The Opinion notes that paragraph (l)(9) of the BPCIA “reinforces” the patent dance’s “channeling of litigation and provides incentives for the applicant to proceed in those channels” by prohibiting the reference product sponsor (“RPS”) from filing a declaratory judgment action against the applicant so long as the applicant continues engaging in the patent dance, and lifting the ban on declaratory judgment actions for the reference product sponsor if the applicant fails to complete a step in the patent dance (in which case the RPS may bring suit on any patent it has listed during the dance) or fails to engage in the patent dance at all (in which case the RPS may bring suit on “any patent that claims the biological product or a use of the biological product.”

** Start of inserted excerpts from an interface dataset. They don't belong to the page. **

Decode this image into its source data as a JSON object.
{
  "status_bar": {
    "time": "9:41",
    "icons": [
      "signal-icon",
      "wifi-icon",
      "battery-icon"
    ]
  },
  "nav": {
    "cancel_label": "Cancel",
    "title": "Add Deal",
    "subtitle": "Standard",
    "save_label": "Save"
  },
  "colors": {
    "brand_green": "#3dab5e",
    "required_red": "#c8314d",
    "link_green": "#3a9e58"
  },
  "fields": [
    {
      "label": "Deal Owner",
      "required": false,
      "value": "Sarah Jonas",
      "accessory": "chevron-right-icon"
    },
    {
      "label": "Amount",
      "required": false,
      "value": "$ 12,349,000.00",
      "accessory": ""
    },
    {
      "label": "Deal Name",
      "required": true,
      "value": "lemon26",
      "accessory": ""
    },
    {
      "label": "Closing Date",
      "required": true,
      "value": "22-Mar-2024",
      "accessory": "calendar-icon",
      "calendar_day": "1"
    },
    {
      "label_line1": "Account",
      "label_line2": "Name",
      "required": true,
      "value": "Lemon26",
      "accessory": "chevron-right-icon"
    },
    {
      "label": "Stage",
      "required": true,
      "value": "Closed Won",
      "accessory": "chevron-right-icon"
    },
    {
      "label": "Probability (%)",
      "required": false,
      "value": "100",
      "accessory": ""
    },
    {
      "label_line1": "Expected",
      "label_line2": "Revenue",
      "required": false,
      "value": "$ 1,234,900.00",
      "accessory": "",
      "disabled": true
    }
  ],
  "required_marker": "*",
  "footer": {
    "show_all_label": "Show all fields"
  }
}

Interestingly, the Court explains that on the other side, the RPS is incentivized to adhere to the patent dance provisions by amendments to the infringement provision of the Patent Act, 35 U.S.C. § 271.   According to the Opinion: “First: If the [RPS] is late in bringing the first-stage infringement action [under paragraph (6)] … the only remedy the [RPS] can get in that action is a reasonable royalty. …Second: If a patent that the [RPS] should have included” on its patent dance lists “‘was not timely included,’ then the owner of that patent may not sue for infringement under 35 U.S.C. § 271 with respect to the biological product at issue.”  Previously, some have wondered whether the provision in 35 U.S.C. § 271(e)(6)(C)—which provides that an RPS may not bring an action for infringement of a patent that was not timely listed during the patent dance “under this section”—barred the RPS from bringing later suits under just 35 U.S.C. § 271(e) or under the broader 35 U.S.C. § 271.  The Court’s statement here—that “the owner of that patent may not sue for infringement under 35 U.S.C. § 271” suggests the latter is the case, although we can expect this issue to be the subject of further litigation down the road.

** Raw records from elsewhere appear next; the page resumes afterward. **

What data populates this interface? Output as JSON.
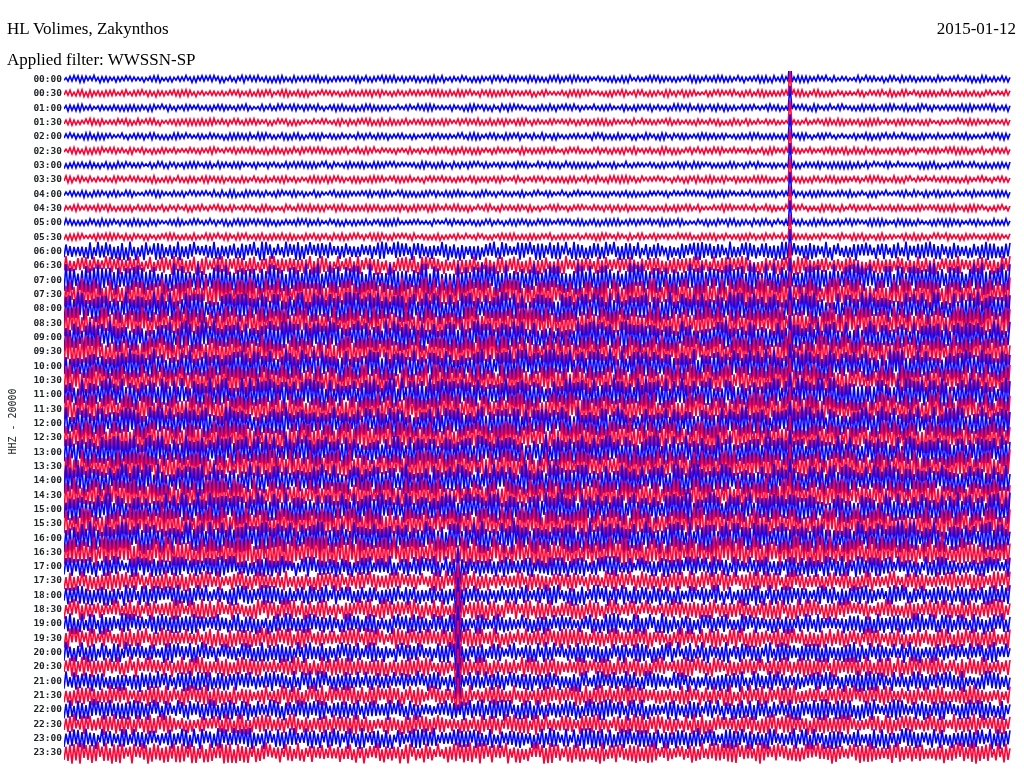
{
  "header": {
    "station": "HL Volimes, Zakynthos",
    "date": "2015-01-12",
    "filter": "Applied filter: WWSSN-SP"
  },
  "helicorder": {
    "axis_label": "HHZ - 20000",
    "rows": [
      {
        "time": "00:00",
        "color": "#0000ff"
      },
      {
        "time": "00:30",
        "color": "#ff0033"
      },
      {
        "time": "01:00",
        "color": "#0000ff"
      },
      {
        "time": "01:30",
        "color": "#ff0033"
      },
      {
        "time": "02:00",
        "color": "#0000ff"
      },
      {
        "time": "02:30",
        "color": "#ff0033"
      },
      {
        "time": "03:00",
        "color": "#0000ff"
      },
      {
        "time": "03:30",
        "color": "#ff0033"
      },
      {
        "time": "04:00",
        "color": "#0000ff"
      },
      {
        "time": "04:30",
        "color": "#ff0033"
      },
      {
        "time": "05:00",
        "color": "#0000ff"
      },
      {
        "time": "05:30",
        "color": "#ff0033"
      },
      {
        "time": "06:00",
        "color": "#0000ff"
      },
      {
        "time": "06:30",
        "color": "#ff0033"
      },
      {
        "time": "07:00",
        "color": "#0000ff"
      },
      {
        "time": "07:30",
        "color": "#ff0033"
      },
      {
        "time": "08:00",
        "color": "#0000ff"
      },
      {
        "time": "08:30",
        "color": "#ff0033"
      },
      {
        "time": "09:00",
        "color": "#0000ff"
      },
      {
        "time": "09:30",
        "color": "#ff0033"
      },
      {
        "time": "10:00",
        "color": "#0000ff"
      },
      {
        "time": "10:30",
        "color": "#ff0033"
      },
      {
        "time": "11:00",
        "color": "#0000ff"
      },
      {
        "time": "11:30",
        "color": "#ff0033"
      },
      {
        "time": "12:00",
        "color": "#0000ff"
      },
      {
        "time": "12:30",
        "color": "#ff0033"
      },
      {
        "time": "13:00",
        "color": "#0000ff"
      },
      {
        "time": "13:30",
        "color": "#ff0033"
      },
      {
        "time": "14:00",
        "color": "#0000ff"
      },
      {
        "time": "14:30",
        "color": "#ff0033"
      },
      {
        "time": "15:00",
        "color": "#0000ff"
      },
      {
        "time": "15:30",
        "color": "#ff0033"
      },
      {
        "time": "16:00",
        "color": "#0000ff"
      },
      {
        "time": "16:30",
        "color": "#ff0033"
      },
      {
        "time": "17:00",
        "color": "#0000ff"
      },
      {
        "time": "17:30",
        "color": "#ff0033"
      },
      {
        "time": "18:00",
        "color": "#0000ff"
      },
      {
        "time": "18:30",
        "color": "#ff0033"
      },
      {
        "time": "19:00",
        "color": "#0000ff"
      },
      {
        "time": "19:30",
        "color": "#ff0033"
      },
      {
        "time": "20:00",
        "color": "#0000ff"
      },
      {
        "time": "20:30",
        "color": "#ff0033"
      },
      {
        "time": "21:00",
        "color": "#0000ff"
      },
      {
        "time": "21:30",
        "color": "#ff0033"
      },
      {
        "time": "22:00",
        "color": "#0000ff"
      },
      {
        "time": "22:30",
        "color": "#ff0033"
      },
      {
        "time": "23:00",
        "color": "#0000ff"
      },
      {
        "time": "23:30",
        "color": "#ff0033"
      }
    ]
  }
}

With the Court’s suggestion for the possibility of tentative approval by the FDA triggering a post-licensure notice of commercial marketing, we can expect further developments from FDA and future litigation—including potential litigation against FDA—regarding the notice requirement.  It should be noted that any litigation against FDA on this issue would be appealed to the D.C. Circuit Court, which may interpret the BPCIA and related legislation differently than the Federal Circuit.   And, as we’ve been covering, Sandoz has petitioned to the Supreme Court to review the Federal Circuit’s holding in Amgen v. Sandoz regarding the notice provision—a petition that remains pending and on which the Supreme Court has asked for the Solicitor General’s views.  For now, with this ruling we can expect preliminary injunction hearings prior to commercial launch in more—if not all—BPCIA cases.

Stay tuned for the Big Molecule Watch for further developments.